It appears as if the creator of the popular Blackhole malware toolkit was been arrested in Russia yesterday. Word of the arrest began to leak yesterday morning but details were sketchy. First a mysterious tweet from a Dutch security investigator broke the news. Then a former Russian police detective in contact with Russia’s federal government told Reuters that the suspect, who is known in hacking circles as “Paunch,” had been arrested. He provided no details. Then others began to notice that the malware java applet had not been updated (it is typically updated once or twice each day) and the encryption service used to encrypt, crypt.am, the kit had been offline for a few days. Later, Europol confirmed the arrest of a “high-level suspected cyber-criminal”.
According to Ziff Davis,
“The software kit is focused on “drive-by” download attacks, and allows cybercriminals to inject malware on to a personal computer by redirecting users through phishing emails or visiting compromised websites. Once a user visits a malicious page, a payload is forwarded on to the system, where vulnerabilities in software are scanned for and exploited. Once flaws are found, malicious software can be downloaded on to a PC without the user’s knowledge, including malware and trojans. The kit consists of a series of PHP scripts designed to run on a web server, and the scripts are all protected with the commercial ionCube encoder. Blackhole targets a range of client vulnerabilities, with recent emphasis on flaws in Adobe Reader, Flash and Java. Hackers can rent Blackhole for different periods of time, with an annual license costing $1500. The exploit kit was first released in late 2010, and the latest version, Blackhole 2.0, was released in 2012, taking advantage of modern vulnerabilities in commonly used software.”

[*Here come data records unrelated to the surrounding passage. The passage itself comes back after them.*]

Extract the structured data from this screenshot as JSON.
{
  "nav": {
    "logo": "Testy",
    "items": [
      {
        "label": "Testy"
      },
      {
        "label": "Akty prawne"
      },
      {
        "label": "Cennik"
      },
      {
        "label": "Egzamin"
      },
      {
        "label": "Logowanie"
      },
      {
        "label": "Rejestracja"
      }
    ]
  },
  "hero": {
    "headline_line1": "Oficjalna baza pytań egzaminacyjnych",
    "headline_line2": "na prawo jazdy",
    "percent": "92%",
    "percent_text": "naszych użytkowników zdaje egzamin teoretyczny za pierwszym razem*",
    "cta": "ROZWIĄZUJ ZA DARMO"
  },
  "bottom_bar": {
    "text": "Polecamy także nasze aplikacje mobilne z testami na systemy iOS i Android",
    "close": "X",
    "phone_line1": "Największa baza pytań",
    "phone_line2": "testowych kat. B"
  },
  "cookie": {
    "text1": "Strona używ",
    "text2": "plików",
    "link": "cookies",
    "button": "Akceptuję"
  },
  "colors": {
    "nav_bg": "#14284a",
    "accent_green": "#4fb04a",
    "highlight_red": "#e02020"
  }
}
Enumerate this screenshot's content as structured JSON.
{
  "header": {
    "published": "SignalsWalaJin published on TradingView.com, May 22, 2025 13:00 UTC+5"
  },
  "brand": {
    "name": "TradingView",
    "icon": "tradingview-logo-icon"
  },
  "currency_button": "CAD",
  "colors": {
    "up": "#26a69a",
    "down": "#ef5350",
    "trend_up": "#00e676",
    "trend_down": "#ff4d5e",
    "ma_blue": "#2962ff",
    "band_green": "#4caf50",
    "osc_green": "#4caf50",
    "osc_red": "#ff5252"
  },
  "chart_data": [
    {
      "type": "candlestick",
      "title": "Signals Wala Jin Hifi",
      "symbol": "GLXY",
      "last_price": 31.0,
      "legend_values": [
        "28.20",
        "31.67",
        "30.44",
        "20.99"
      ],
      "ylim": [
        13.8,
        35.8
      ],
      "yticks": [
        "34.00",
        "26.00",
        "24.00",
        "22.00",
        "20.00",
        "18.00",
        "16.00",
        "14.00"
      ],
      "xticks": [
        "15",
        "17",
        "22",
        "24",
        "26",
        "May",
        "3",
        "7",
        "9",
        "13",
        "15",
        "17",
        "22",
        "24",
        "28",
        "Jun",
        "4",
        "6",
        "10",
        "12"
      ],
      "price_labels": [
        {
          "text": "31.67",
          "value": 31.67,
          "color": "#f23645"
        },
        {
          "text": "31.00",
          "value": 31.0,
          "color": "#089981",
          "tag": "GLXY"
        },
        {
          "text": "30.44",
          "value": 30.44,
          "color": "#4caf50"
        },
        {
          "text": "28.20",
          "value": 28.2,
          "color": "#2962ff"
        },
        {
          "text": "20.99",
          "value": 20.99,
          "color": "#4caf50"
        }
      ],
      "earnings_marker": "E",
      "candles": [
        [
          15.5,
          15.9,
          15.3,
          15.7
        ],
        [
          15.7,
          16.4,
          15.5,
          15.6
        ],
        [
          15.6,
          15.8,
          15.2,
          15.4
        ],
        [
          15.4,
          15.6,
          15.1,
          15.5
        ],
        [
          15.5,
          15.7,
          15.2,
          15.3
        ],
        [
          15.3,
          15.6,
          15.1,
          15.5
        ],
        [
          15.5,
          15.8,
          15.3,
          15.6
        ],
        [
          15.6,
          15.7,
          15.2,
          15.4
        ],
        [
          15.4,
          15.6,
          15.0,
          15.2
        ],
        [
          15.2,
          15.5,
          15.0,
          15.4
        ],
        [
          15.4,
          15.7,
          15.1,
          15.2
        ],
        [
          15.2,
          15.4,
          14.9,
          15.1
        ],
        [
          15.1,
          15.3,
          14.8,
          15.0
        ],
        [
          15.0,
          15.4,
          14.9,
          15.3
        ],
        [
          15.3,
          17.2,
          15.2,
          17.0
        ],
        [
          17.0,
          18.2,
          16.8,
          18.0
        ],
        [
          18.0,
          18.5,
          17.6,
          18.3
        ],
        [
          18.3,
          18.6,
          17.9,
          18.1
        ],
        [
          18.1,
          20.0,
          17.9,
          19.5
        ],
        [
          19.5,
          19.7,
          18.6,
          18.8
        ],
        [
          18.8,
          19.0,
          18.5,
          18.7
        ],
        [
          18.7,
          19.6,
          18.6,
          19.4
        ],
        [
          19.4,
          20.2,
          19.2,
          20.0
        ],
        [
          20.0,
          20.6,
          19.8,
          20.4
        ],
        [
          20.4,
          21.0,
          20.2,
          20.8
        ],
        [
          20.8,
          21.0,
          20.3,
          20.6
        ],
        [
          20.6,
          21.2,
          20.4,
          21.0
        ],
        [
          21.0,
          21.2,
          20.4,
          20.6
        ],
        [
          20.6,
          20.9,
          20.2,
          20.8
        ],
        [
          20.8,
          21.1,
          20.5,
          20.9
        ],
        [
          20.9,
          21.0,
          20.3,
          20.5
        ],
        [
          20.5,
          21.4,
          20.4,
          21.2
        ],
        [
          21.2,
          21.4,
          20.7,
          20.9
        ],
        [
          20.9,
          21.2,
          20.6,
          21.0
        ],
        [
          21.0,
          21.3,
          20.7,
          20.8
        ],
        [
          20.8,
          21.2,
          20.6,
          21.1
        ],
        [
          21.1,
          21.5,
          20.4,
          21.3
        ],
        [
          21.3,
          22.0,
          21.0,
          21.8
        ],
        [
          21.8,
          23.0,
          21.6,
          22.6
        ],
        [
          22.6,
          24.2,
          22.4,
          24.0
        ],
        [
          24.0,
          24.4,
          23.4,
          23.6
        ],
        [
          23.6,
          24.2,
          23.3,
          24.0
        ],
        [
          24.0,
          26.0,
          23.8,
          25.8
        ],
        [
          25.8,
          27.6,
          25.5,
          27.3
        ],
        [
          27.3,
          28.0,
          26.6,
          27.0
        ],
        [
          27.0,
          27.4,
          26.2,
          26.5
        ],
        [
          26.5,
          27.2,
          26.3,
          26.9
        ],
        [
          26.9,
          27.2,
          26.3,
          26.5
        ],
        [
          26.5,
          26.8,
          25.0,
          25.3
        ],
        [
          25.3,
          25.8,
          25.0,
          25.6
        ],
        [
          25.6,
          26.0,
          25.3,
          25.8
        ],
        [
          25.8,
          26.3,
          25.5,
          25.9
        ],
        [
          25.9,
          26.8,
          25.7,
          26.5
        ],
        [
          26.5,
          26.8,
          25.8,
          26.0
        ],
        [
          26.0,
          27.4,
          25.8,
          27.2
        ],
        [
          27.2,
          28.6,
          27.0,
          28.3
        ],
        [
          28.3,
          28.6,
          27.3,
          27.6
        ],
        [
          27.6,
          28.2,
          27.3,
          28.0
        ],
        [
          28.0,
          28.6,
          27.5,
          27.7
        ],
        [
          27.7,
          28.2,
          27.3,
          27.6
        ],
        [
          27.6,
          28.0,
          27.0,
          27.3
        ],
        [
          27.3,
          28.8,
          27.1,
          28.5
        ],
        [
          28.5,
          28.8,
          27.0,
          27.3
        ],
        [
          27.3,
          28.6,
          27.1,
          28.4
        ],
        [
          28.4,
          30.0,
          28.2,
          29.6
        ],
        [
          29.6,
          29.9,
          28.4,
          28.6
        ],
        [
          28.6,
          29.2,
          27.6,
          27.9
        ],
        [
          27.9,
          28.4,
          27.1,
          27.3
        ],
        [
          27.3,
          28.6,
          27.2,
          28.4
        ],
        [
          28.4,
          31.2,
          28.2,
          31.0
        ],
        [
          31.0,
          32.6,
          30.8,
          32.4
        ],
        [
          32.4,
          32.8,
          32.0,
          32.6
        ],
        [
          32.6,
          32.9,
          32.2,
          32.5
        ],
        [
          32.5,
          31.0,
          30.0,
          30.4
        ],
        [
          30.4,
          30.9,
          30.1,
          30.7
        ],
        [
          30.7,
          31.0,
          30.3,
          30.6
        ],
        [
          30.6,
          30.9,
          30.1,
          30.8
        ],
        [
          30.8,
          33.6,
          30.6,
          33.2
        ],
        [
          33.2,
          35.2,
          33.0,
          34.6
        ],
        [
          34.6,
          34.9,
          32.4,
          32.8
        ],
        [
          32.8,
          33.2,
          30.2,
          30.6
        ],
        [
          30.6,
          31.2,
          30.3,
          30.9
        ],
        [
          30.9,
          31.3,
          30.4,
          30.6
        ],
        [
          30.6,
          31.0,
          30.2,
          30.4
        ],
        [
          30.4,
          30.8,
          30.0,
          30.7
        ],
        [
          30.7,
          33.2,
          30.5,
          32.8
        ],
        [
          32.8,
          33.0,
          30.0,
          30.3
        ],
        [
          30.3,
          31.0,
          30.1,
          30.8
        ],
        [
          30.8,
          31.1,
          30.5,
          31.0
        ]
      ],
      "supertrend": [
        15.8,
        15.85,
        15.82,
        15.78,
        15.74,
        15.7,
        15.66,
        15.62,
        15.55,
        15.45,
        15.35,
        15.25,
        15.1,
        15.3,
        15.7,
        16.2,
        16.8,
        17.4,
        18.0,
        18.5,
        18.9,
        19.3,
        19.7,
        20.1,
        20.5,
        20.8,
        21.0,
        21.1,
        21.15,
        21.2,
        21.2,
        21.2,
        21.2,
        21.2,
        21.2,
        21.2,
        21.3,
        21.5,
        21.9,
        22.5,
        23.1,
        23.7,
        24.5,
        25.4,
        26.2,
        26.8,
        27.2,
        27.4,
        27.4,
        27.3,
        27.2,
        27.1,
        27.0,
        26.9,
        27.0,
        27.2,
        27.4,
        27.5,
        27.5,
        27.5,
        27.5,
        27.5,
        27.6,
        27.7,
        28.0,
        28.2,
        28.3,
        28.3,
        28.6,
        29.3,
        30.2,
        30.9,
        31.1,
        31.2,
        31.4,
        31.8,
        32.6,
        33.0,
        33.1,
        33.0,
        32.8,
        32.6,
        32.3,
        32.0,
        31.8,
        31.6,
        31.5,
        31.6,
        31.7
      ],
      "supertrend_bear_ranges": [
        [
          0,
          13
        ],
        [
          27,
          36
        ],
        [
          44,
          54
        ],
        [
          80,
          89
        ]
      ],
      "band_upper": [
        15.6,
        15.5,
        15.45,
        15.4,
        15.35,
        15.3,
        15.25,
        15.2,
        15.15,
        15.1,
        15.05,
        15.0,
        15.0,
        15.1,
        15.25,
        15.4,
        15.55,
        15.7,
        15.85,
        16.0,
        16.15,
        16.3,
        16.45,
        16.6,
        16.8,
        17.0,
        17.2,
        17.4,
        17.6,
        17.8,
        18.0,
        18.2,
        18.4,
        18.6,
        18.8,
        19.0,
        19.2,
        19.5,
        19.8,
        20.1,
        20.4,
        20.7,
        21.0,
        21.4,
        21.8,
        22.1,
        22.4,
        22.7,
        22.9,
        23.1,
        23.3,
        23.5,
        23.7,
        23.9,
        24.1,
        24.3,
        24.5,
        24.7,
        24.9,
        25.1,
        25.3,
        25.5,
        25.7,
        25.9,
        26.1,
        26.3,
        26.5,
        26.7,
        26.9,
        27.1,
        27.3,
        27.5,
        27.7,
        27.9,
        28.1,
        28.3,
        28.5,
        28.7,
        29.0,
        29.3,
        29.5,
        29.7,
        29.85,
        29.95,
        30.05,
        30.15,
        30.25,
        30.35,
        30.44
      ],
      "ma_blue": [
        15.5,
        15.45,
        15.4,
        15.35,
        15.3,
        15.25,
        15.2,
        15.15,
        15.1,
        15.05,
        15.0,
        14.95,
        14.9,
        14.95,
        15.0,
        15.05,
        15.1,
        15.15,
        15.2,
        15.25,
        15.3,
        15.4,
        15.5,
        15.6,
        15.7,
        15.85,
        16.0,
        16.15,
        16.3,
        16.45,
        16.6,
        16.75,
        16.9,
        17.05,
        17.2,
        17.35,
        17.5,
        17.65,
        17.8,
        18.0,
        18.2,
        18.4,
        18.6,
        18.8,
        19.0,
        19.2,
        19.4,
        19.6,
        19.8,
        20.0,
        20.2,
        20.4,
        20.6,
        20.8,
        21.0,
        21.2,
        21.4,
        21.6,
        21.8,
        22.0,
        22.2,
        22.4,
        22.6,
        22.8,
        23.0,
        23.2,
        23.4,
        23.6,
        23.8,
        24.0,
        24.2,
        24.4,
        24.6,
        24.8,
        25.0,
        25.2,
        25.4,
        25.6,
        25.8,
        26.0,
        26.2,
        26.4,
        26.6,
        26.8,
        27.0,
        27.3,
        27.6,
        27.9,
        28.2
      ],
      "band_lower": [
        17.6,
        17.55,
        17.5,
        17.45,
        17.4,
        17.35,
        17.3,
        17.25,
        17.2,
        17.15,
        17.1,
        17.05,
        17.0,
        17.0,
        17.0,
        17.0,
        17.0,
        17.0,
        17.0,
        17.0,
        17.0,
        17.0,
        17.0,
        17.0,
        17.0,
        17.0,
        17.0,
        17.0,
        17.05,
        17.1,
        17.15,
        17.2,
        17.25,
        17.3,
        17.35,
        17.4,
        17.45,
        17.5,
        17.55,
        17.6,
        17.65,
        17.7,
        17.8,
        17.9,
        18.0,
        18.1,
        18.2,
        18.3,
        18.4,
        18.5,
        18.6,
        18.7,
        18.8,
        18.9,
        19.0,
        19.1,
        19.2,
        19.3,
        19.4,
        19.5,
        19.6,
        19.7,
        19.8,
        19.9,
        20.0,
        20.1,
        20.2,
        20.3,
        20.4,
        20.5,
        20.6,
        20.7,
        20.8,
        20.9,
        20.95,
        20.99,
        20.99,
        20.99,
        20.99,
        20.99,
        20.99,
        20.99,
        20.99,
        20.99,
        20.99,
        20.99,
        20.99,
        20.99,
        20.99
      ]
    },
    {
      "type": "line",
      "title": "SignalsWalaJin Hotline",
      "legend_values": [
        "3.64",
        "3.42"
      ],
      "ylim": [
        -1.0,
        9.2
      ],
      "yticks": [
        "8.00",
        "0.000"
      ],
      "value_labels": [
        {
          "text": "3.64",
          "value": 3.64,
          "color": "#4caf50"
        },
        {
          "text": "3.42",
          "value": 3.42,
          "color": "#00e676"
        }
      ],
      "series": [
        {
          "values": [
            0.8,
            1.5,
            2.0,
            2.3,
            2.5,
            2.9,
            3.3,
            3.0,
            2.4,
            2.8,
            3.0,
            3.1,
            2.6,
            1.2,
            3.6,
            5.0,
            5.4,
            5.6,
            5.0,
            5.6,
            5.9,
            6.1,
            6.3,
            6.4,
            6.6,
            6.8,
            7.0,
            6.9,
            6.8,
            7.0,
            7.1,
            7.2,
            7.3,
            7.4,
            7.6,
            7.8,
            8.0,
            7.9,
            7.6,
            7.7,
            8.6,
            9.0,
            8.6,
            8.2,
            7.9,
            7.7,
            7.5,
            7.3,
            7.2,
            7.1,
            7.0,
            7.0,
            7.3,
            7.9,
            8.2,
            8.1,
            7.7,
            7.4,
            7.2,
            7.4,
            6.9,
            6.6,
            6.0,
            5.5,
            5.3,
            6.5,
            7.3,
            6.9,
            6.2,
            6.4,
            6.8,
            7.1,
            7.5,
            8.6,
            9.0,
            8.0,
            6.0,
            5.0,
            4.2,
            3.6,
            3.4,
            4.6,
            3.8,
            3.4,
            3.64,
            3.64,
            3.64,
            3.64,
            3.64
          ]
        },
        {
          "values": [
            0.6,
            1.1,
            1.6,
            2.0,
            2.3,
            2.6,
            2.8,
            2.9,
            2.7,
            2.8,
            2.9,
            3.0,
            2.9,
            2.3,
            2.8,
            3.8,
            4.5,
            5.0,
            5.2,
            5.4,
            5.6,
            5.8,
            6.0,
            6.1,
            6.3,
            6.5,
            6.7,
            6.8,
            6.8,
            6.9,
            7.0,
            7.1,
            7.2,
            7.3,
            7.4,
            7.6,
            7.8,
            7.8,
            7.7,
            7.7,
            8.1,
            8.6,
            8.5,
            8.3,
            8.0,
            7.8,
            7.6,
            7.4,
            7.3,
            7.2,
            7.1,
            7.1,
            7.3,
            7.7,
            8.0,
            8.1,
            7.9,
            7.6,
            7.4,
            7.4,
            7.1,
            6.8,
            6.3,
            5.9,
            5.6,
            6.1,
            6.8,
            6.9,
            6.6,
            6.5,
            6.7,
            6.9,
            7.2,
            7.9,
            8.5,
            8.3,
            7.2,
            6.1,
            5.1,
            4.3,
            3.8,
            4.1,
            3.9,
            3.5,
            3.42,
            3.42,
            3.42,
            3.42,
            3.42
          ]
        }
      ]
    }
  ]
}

Russia has one of the largest pools of talented hackers and an advanced underground economy that unites customers and programmers with those who control networks of compromised computers and can install new malicious programs at will. As with the hoard of recent TOR arrests, more malware creator arrests are believed to be coming soon. Other popular malware toolkits include Cool, Styx, SweetOrange, Whitehole, SofusFO, Bleeding Life, Newsploit, Neutrino, Glazunov, and Nuclear.